Not all family members' assets are considered equal by colleges in the standard federal aid formula.

For one thing, a child's income and assets count heavily against their potential aid. Every dollar a child has in assets -- that includes bank accounts or trust funds -- cuts their possible award by 20 cents. Every dollar a child makes in income above $6,130 (the limit for 2013-14 aid) cuts their possible award by 50 cents.

Before the base income year starts, parents should transfer the child's assets -- that includes any money in checking and savings accounts -- into a 529 plan, a tax-advantaged savings account for college, says Kantrowitz.

Money held in a 529 belonging to a student or custodial parent reduces the student's eligibility for financial aid only up to 5.64% -- meaning an account with $10,000 could knock off a maximum of $564 in aid.

But families should be careful about letting relatives other than custodial parents -- like grandparents, aunts and uncles -- set up 529s for kids. Every dollar a student gets from a 529 plan owned by other relatives is considered income to the student and reduces potential financial aid by 50 cents if the student is above the income threshold, says Kantrowitz. A $10,000 withdrawal would reduce aid eligibility by up to $5,000.


Making assumptions about what schools will offer
When figuring out where your child will apply, don't just guess what schools might offer in aid. Colleges make it easy to figure out how much they're likely to give, with net-price calculators on their websites.

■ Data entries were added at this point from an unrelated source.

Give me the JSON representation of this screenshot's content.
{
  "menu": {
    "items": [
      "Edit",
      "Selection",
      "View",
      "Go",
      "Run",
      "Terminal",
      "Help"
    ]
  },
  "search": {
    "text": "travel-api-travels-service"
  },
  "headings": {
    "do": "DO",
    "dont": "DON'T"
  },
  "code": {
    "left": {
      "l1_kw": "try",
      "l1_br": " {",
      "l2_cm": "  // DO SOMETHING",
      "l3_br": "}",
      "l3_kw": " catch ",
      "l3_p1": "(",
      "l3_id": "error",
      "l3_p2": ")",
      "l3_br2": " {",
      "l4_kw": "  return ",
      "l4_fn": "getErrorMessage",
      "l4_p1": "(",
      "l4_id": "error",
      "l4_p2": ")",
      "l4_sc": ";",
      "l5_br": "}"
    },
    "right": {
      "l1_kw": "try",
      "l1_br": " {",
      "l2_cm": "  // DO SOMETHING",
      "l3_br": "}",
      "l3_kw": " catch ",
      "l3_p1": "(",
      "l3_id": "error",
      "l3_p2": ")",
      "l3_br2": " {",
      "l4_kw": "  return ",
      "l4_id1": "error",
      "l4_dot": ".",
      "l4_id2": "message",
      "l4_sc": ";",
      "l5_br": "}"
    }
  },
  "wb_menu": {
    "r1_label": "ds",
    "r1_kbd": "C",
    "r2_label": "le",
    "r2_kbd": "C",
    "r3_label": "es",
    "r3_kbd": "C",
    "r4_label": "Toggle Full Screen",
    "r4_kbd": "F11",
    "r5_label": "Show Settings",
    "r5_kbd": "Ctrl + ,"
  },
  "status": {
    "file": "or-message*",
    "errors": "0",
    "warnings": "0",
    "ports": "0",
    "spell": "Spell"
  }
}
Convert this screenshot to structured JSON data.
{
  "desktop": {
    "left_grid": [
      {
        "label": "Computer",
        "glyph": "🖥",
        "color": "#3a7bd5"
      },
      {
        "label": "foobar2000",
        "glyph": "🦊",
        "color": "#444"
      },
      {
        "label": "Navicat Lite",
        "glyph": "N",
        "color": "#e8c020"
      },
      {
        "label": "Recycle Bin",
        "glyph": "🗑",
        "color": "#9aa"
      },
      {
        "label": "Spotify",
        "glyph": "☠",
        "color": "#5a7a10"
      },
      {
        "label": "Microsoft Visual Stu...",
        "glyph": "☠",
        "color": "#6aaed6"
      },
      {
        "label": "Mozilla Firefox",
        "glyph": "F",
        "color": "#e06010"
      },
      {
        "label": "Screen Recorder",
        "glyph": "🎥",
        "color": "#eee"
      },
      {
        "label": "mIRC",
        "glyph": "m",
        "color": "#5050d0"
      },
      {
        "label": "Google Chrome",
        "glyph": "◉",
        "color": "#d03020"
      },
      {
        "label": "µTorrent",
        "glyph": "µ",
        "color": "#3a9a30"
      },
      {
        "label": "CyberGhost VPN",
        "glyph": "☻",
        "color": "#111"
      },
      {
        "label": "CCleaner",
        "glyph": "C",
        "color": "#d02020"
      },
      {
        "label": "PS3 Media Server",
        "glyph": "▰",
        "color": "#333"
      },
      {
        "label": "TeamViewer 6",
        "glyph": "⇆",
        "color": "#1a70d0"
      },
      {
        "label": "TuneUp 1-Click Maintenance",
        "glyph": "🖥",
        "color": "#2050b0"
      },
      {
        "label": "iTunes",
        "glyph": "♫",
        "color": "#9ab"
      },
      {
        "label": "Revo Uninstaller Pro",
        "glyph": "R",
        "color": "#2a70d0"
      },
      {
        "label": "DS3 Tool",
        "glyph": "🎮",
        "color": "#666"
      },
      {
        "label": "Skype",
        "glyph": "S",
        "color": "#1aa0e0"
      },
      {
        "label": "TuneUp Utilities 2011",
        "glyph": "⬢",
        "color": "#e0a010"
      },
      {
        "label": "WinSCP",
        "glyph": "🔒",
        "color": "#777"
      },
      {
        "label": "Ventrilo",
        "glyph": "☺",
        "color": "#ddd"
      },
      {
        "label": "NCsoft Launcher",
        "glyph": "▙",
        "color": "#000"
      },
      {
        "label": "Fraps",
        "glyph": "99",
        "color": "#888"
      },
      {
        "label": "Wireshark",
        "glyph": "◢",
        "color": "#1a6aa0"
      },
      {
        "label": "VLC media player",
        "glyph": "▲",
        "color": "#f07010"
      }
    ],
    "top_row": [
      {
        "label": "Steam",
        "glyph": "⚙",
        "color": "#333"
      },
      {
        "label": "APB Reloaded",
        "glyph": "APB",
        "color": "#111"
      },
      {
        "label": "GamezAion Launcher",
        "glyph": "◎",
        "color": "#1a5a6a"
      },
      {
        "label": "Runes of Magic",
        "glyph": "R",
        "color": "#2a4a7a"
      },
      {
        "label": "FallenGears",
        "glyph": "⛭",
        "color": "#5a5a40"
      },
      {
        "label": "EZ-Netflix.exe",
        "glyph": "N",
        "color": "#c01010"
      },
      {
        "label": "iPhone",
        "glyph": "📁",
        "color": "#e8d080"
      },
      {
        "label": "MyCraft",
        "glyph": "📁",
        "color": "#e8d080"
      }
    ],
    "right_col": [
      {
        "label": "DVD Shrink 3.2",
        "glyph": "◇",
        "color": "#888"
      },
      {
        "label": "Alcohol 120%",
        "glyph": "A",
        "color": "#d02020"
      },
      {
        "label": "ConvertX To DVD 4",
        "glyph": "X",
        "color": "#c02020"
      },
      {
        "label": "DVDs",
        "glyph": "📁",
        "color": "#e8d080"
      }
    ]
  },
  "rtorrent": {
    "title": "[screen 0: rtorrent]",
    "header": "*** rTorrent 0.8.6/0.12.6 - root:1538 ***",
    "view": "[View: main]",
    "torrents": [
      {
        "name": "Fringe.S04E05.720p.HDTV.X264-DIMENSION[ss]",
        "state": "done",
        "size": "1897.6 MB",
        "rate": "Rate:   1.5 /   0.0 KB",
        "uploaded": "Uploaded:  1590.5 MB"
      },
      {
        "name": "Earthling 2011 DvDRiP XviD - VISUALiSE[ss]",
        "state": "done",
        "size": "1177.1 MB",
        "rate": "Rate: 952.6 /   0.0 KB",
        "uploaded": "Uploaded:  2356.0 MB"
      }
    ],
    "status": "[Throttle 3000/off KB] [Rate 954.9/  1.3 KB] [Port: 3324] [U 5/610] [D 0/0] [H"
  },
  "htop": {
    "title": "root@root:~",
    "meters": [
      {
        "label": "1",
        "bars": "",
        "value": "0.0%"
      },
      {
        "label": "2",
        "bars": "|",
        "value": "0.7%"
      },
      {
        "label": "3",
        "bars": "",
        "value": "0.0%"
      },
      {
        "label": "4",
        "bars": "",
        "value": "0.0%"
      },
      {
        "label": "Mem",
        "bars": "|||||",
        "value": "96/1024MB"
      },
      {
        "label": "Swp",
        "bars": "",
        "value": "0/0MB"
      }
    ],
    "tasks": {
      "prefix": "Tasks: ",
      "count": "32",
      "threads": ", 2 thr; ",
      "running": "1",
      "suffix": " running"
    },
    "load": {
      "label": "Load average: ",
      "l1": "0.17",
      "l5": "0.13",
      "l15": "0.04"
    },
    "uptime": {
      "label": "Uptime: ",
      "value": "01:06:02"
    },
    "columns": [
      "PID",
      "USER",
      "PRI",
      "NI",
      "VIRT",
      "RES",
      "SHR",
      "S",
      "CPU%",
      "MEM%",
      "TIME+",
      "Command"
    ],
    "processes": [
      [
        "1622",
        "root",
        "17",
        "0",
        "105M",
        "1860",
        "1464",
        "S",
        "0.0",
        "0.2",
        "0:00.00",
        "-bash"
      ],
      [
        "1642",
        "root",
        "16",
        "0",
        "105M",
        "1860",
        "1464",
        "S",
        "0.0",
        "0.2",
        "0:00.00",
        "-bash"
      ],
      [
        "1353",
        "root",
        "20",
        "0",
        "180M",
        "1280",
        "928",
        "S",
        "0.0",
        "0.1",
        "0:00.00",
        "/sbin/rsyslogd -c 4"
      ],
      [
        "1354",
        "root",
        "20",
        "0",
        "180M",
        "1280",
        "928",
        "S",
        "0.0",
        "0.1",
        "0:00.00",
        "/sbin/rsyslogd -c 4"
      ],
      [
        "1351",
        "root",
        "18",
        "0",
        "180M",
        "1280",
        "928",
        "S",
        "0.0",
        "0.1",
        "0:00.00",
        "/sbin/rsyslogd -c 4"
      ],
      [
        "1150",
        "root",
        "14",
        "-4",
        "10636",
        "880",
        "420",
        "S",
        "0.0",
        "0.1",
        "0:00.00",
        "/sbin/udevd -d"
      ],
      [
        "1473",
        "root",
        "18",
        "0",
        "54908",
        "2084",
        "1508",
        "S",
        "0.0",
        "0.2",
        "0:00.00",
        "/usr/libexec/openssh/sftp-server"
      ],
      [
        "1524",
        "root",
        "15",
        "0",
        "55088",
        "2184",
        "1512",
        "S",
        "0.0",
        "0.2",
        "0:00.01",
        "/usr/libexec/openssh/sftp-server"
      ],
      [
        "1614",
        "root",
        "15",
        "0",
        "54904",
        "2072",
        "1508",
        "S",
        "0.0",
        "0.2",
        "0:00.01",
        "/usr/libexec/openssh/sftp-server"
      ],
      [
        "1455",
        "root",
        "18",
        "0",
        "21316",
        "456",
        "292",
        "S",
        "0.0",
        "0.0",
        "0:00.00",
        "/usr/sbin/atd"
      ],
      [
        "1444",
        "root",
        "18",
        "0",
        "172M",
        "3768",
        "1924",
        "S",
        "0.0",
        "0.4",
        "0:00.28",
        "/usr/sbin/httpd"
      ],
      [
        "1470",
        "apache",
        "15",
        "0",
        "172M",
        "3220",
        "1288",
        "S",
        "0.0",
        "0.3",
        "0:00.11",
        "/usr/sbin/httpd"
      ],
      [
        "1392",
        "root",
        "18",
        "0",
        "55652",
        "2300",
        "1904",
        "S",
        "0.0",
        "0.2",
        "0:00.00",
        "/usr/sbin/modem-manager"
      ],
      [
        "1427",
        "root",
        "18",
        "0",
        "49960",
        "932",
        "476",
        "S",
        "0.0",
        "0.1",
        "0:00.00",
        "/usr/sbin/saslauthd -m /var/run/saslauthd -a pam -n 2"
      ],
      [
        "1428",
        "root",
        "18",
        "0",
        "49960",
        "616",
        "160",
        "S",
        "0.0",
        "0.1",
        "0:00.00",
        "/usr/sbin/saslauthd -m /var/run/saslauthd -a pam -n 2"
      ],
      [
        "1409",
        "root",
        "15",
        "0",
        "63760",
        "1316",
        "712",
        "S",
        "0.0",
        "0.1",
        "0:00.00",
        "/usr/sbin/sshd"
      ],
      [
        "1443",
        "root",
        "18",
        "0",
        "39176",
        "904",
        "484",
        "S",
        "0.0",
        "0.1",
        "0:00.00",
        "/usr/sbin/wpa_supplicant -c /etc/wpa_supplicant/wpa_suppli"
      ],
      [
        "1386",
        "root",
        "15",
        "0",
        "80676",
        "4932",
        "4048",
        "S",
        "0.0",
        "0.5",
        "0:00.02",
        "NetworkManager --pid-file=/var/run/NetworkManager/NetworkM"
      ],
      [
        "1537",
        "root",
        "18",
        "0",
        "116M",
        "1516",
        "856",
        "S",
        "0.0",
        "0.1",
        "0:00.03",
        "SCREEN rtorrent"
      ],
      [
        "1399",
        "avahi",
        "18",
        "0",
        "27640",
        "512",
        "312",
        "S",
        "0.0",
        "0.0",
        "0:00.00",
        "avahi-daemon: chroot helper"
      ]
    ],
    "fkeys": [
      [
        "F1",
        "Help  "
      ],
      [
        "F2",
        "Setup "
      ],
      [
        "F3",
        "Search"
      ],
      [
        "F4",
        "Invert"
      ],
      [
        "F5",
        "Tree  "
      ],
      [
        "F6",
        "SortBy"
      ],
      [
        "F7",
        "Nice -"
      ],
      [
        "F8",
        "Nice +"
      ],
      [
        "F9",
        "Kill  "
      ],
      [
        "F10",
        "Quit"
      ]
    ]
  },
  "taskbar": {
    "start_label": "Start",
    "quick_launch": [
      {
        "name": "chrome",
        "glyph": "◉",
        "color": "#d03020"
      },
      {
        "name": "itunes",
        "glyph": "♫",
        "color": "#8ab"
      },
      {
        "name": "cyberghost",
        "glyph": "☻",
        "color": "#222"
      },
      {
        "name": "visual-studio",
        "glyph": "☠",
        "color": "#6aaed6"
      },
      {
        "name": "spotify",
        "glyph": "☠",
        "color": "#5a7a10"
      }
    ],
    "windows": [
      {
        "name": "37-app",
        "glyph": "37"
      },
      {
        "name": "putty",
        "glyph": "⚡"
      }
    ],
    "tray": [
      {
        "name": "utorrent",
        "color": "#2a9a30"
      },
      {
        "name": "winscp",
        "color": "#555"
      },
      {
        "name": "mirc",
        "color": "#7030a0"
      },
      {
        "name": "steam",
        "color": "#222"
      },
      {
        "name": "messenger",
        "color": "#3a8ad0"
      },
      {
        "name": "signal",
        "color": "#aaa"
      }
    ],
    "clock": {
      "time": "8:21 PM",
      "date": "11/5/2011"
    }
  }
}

You input financial data like your income, assets and family size, and the calculator spits out an estimate of what you'll pay for tuition, fees and room and board, minus any estimated grants or scholarships. They generally don't factor in things like loans or work study.

By using these calculators, some families will find that generous private colleges may cost them less than their in-state public university, says Robert Weinerman, senior director of college finance at consulting firm College Coach and a former financial-aid officer at the Massachusetts Institute of Technology. That's because the Harvards and Yales of the world give many low-income students a nearly full ride, and many midtier schools give desirable students a lot of money off the sticker price to get them to attend.

Still, there are a number of questions about the accuracy of these estimates; for one thing, some use two-year-old data to make their calculations. That's why it's crucial that your child applies to a "financial-aid safety school," such as a state university, that you'll be able to afford with no aid at all, says Kantrowitz.